** Opening Data extracts block **

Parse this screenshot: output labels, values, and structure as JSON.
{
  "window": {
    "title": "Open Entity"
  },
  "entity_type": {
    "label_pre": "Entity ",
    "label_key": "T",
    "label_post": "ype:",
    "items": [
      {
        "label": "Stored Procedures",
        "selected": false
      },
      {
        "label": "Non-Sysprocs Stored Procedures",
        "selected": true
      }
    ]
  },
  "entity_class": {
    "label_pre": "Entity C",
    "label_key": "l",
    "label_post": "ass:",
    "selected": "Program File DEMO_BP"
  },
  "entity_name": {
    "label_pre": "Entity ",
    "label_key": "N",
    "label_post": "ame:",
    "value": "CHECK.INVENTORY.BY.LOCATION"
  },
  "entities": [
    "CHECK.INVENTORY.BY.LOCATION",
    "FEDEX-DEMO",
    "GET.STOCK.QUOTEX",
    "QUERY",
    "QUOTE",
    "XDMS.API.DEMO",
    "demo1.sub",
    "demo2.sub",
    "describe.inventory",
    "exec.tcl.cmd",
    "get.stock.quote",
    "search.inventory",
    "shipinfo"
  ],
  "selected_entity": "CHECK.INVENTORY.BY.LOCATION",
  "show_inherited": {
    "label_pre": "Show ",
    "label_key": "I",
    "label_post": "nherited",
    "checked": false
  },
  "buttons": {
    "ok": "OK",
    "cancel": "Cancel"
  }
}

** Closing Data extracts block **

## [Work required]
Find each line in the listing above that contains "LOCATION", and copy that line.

## [Problem solution]
    "value": "CHECK.INVENTORY.BY.LOCATION"
    "CHECK.INVENTORY.BY.LOCATION",
  "selected_entity": "CHECK.INVENTORY.BY.LOCATION",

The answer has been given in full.